Finally, youth ministry exists for the sake of the church. It allows members within the church who have a passion to help students an avenue within which to put their ministerial gifts to work. It allows these brave and valuable volunteers the opportunity to shepherd teens into adulthood. And, if it is done right, it pulls in students who want to follow Jesus and puts them in contact with the adults of the church as often as possible. Youth ministry creates a unique niche for students to feel at home in the life of the church, but it also points them towards the large life of the gathered body. It creates ways for students to meet adults and learn from their experience. It introduces students to compassionate and caring adults who want to care for them and listen to their concerns and challenges. It challenges them to invest themselves in the service of the church—whether to the adults, children or community of that body of faith. Ultimately, when churches embrace the students who find themselves in this unique time in life, it allows them the chance to leave a living legacy in the Body of Christ.

Why does youth ministry exist? Because our culture has created a unique stage of development that brings its own possibilities and needs, and the church has always been about meeting needs and embracing the possibilities of the days to come with endless hope and kingdom intent.


Carol Harston has served as Minister to Youth at Highland Baptist Church in Louisville, Kentucky, since 2007. Born and raised at Highland, Carol has found the joy of caring for youth in the same community that shaped her as a young person. Outside of youth ministry, Carol has her hands full as a mom to James (4 years old) and Collier (21 months old) and wife to Drew (orthopedic surgery resident and faithful youth volunteer).

Youth ministry exists as a child born out of adult anxiety.  Decades ago in American history when school became the requirement for young people, adults grew anxious of the rebellious and wayward ways of teens.  With time on their hands, young people developed free time and spent more time away from adults and instead surrounded by their peers. Parents lost more and more control.  The answer?  Church!  Youth Ministry!

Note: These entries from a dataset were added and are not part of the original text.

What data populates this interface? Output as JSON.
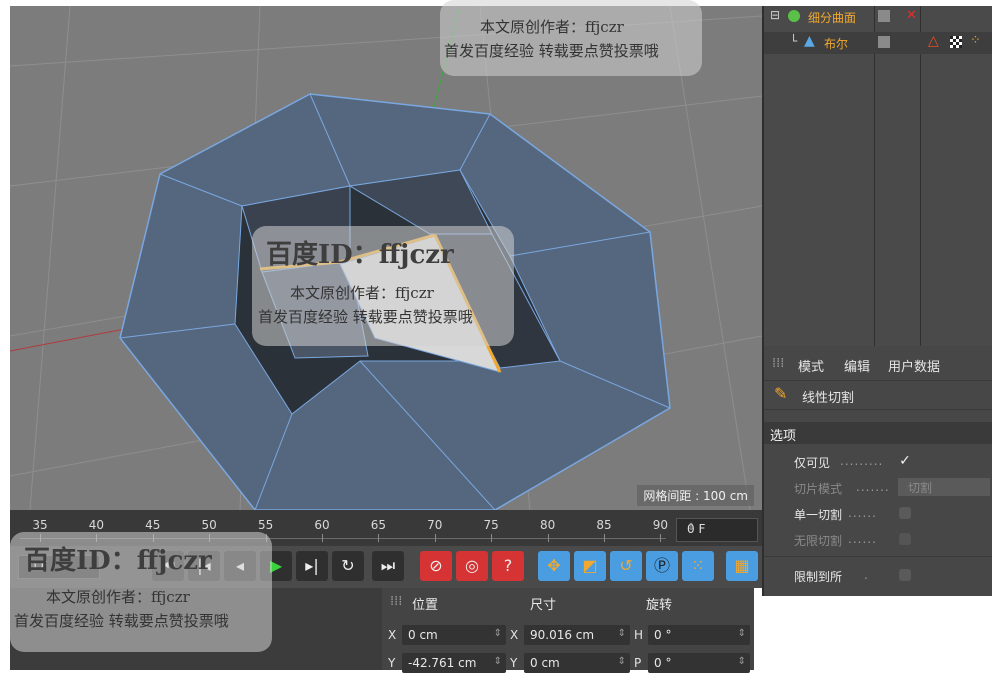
{
  "viewport": {
    "grid_readout": "网格间距 : 100 cm"
  },
  "object_manager": {
    "items": [
      {
        "label": "细分曲面",
        "color": "#f0a830"
      },
      {
        "label": "布尔",
        "color": "#f0a830"
      }
    ]
  },
  "attributes": {
    "tabs": [
      "模式",
      "编辑",
      "用户数据"
    ],
    "tool_title": "线性切割",
    "section": "选项",
    "options": [
      {
        "label": "仅可见",
        "dots": ".........",
        "checked": true
      },
      {
        "label": "切片模式",
        "dots": ".......",
        "dropdown": "切割"
      },
      {
        "label": "单一切割",
        "dots": "......",
        "checked": false
      },
      {
        "label": "无限切割",
        "dots": "......",
        "checked": false
      },
      {
        "label": "限制到所",
        "dots": ".",
        "checked": false
      }
    ]
  },
  "timeline": {
    "ticks": [
      "35",
      "40",
      "45",
      "50",
      "55",
      "60",
      "65",
      "70",
      "75",
      "80",
      "85",
      "90"
    ],
    "frame": "0 F",
    "current_frame_left": "0 F"
  },
  "toolbar": {
    "icons": [
      "skip-start-icon",
      "prev-key-icon",
      "play-back-icon",
      "play-icon",
      "next-key-icon",
      "loop-icon",
      "skip-end-icon",
      "record-icon",
      "autokey-icon",
      "help-icon",
      "move-icon",
      "scale-icon",
      "rotate-icon",
      "p-icon",
      "dots-icon",
      "film-icon"
    ]
  },
  "coordinates": {
    "headers": [
      "位置",
      "尺寸",
      "旋转"
    ],
    "rows": [
      {
        "axis_pos": "X",
        "pos": "0 cm",
        "axis_size": "X",
        "size": "90.016 cm",
        "axis_rot": "H",
        "rot": "0 °"
      },
      {
        "axis_pos": "Y",
        "pos": "-42.761 cm",
        "axis_size": "Y",
        "size": "0 cm",
        "axis_rot": "P",
        "rot": "0 °"
      }
    ]
  },
  "watermarks": {
    "id_text": "百度ID：ffjczr",
    "line1": "本文原创作者：ffjczr",
    "line2": "首发百度经验  转载要点赞投票哦"
  },
  "colors": {
    "accent": "#f0a830",
    "active_blue": "#4a9de0",
    "record_red": "#d63434",
    "mesh_edge": "#7aa7e0"
  }
}
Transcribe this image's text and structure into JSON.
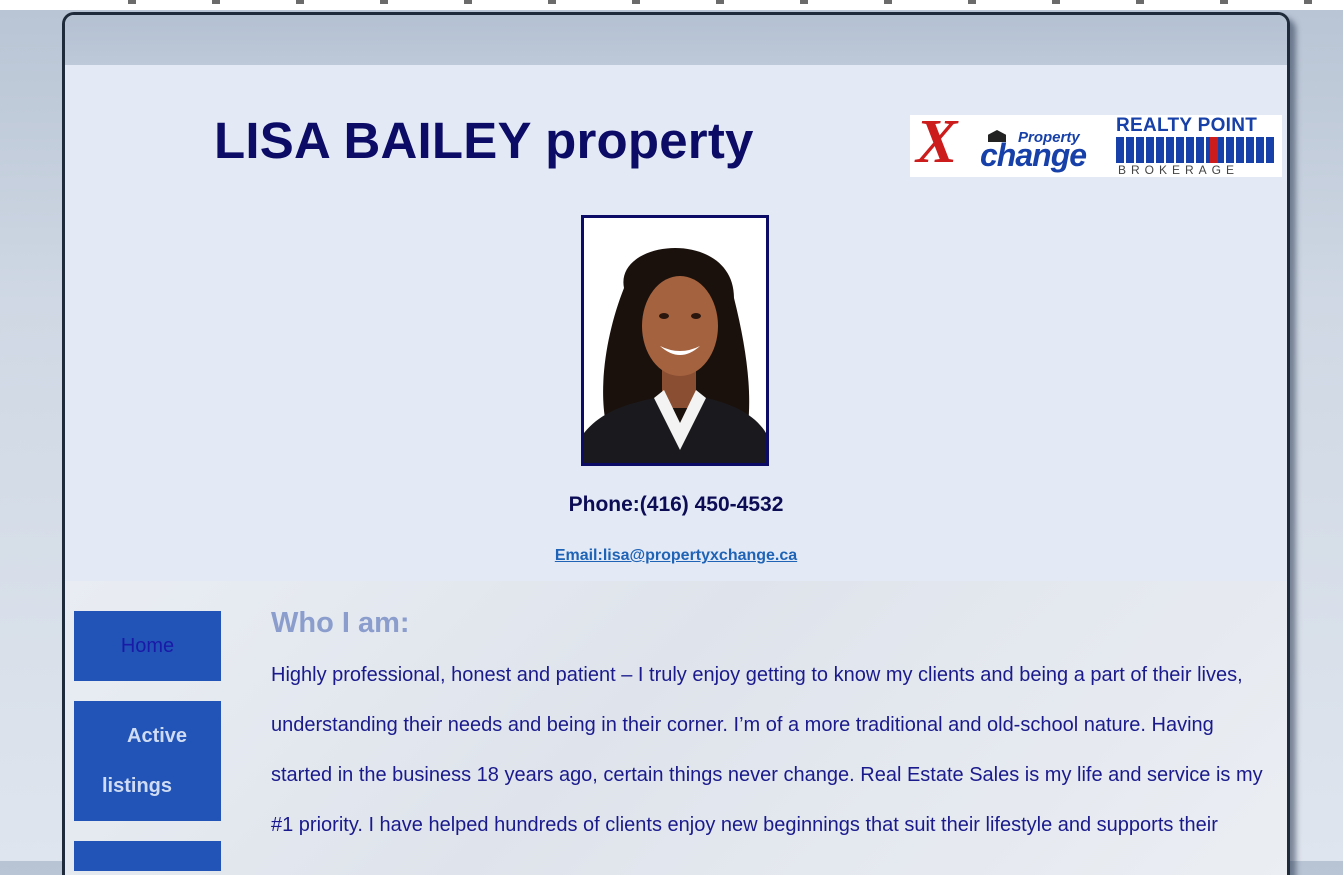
{
  "site": {
    "title": "LISA BAILEY property"
  },
  "logo": {
    "brand_x": "X",
    "brand_top": "Property",
    "brand_bottom": "change",
    "partner_title": "REALTY POINT",
    "partner_sub": "BROKERAGE"
  },
  "contact": {
    "phone": "Phone:(416) 450-4532",
    "email": "Email:lisa@propertyxchange.ca"
  },
  "nav": {
    "items": [
      {
        "label": "Home"
      },
      {
        "label_line1": "Active",
        "label_line2": "listings"
      },
      {
        "label": ""
      }
    ]
  },
  "about": {
    "heading": "Who I am:",
    "body": "Highly professional, honest and patient – I truly enjoy getting to know my clients and being a part of their lives, understanding their needs and being in their corner. I’m of a more traditional and old-school nature. Having started in the business 18 years ago, certain things never change. Real Estate Sales is my life and service is my #1 priority. I have helped hundreds of clients enjoy new beginnings that suit their lifestyle and supports their"
  },
  "colors": {
    "title": "#0c0c66",
    "nav_bg": "#2154b6",
    "heading": "#8a9dcc",
    "body_text": "#1a1a8c",
    "link": "#1f63b6"
  }
}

Perhaps it is a snarky and pessimistic answer, but this perspective exists still today.  We see it when adults in the congregation come to the youth minister desiring programming that will teach young people merely to avoid the immoral pitfalls of our culture.  We see it when people judge our youth groups based on their involvement or lack of it in sex, drugs, and rock and roll.  At the base of it, our jobs came out of the well-intentioned adults who put their financial resources towards where their fears reside the most.

This reason does not have to be the reason why we believe that youth ministry exists. However, we must be aware of this lingering cultural expectation of youth ministry as we go about our work.  We must work to shift youth ministry away from our fear of our teens’ humanity and instead on our love of our teens’ humanity.  We must be evangelists who celebrate the news that Christ meets us in our moments of desperation and connects us with a wider congregation of vulnerable and authentic adults.

I believe youth ministry exists so that the congregation may come alongside youth when they reach the difficult moments of their lives where they have to ask the big existential questions – what is this life?  What is the purpose in living it?  How do I cope with the fact that it is temporary?

I believe youth ministry exists so that young people may find belonging that is based in who they are at the core of their personhood rather than what extracurricular they participate in or who they hang out with.

I believe youth ministry exists because God loves all people and therefore we are called to love young people in all their loveable moments and all their not-so-loveable ones.

Congregations may have begun the tradition of youth ministry because of they were afraid of all that lies within our humanity that emerges during the teen years.  However, we follow a God whose preferred method of transformation is meeting us in our vulnerable and rough places to offer us identity, calling, and grace.  May that be the reason we go into work to plan Wednesday nights, camps, and mission trips.